The record-keeping institution has admitted it made a mistake after it was caught blurring the words “Trump” and “pussy” from the historic image.
The US National Archives – the independent government agency in charge of preserving documentation of government and historical records – has apologised after it was caught blurring the lines of history – literally.
On Saturday, on the eve of this year’s Women’s March, it emerged that a photo included in signage at the National Archives for an exhibition on women’s suffrage, had been altered to blur any anti-Trump signs.
The photo in question by Mario Tama showed the placard-holding crowd marching in Washington on 21 January 2017, the day after Trump’s inauguration and the largest single-day protest in American history.
The error was spotted by Washington Post journalist Joe Heim, who later explained on Twitter how he did it. He had been visiting the Archives for “a totally unrelated story” when he had seen the image, he said.
“I stopped to look at it. As I was trying to read some of the signs the marchers were carrying, I noticed one was blurred out. I thought that was odd and so I looked more closely at the rest of the image and saw other signs that had been blurred. So I took the photo credit info.
Heim then found the original photo online and returned to the Archives to compare against the one on display, which was when he realised what had been changed, he explained.
Four of the signs had been altered, including signs that said “God Hates Trump” and “Trump & GOP – Hands Off Women”, which both had the word “Trump” blurred.
Another, which read, “This Pussy Grabs Back”, had the word “pussy”.
Following the report in The Post, the National Archives admitted it had “obscured some words on protest signs in a photo of the 2017 Women’s March.”
“We made a mistake,” the institution said in a statement, as per The Guardian. “As the National Archives of the United States, we are and always have been completely committed to preserving our archival holdings without alteration.”
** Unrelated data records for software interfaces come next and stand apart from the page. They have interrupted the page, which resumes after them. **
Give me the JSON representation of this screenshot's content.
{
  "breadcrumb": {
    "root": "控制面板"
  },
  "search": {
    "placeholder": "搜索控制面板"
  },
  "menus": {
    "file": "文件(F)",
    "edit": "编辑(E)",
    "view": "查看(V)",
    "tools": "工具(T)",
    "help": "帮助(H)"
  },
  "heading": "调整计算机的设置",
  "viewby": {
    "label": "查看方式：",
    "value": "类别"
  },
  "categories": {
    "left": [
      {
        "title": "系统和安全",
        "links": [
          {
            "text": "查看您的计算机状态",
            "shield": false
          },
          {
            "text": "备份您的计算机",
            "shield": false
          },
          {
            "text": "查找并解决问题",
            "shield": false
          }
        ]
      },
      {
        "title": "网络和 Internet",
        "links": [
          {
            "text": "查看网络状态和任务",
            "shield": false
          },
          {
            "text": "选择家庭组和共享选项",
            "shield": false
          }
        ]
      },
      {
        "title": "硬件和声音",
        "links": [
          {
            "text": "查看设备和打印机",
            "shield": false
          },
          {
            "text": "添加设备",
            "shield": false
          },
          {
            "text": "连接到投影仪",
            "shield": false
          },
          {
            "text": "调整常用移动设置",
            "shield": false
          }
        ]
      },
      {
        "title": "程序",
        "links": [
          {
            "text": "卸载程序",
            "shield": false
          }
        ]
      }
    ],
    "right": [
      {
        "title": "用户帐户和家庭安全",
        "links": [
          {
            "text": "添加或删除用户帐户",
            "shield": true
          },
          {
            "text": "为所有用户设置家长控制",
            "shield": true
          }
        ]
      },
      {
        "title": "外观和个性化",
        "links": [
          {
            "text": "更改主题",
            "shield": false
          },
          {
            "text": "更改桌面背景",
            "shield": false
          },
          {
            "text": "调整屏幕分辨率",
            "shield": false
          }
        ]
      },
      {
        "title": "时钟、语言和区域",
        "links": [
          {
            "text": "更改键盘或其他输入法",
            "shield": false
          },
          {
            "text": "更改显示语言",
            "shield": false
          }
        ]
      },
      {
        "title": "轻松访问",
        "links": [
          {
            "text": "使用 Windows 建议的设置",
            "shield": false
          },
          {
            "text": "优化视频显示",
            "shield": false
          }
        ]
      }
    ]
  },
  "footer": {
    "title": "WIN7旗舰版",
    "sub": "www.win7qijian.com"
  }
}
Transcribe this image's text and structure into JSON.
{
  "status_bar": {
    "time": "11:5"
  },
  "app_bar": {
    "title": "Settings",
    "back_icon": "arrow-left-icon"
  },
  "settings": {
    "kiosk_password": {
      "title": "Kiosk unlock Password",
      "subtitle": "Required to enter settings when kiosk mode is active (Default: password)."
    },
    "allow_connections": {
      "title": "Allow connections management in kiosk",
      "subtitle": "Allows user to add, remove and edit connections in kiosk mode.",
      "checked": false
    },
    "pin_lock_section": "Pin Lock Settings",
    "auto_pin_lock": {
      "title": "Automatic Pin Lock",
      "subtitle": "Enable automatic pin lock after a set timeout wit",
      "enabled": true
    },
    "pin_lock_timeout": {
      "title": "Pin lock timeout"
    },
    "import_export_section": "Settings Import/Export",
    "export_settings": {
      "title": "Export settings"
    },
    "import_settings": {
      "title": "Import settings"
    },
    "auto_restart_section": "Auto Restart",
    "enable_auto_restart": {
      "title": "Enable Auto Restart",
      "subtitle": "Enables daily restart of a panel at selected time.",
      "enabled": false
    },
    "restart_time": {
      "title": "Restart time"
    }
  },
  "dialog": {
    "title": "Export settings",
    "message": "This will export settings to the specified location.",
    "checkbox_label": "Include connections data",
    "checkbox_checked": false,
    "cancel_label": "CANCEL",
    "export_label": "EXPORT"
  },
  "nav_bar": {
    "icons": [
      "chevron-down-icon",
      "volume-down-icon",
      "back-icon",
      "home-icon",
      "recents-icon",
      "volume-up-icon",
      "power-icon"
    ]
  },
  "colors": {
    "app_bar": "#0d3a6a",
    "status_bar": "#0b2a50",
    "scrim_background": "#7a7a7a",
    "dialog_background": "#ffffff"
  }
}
It added: “This photo is not an archival record held by the National Archives, but one we licensed to use as a promotional graphic. Nonetheless, we were wrong to alter the image.
“We have removed the current display and will replace it as soon as possible with one that uses the unaltered image. We apologize, and will immediately start a thorough review of our exhibit policies and procedures so that this does not happen again.”
A spokeswoman told The Post that as a “non-partisan, non-political federal agency” it had blurred the references to the president’s name “so as not to engage in current political controversy”.
They say a picture is worth a thousand words – presumably, only where the photo hasn’t been digitally altered to avoid “political controversy”.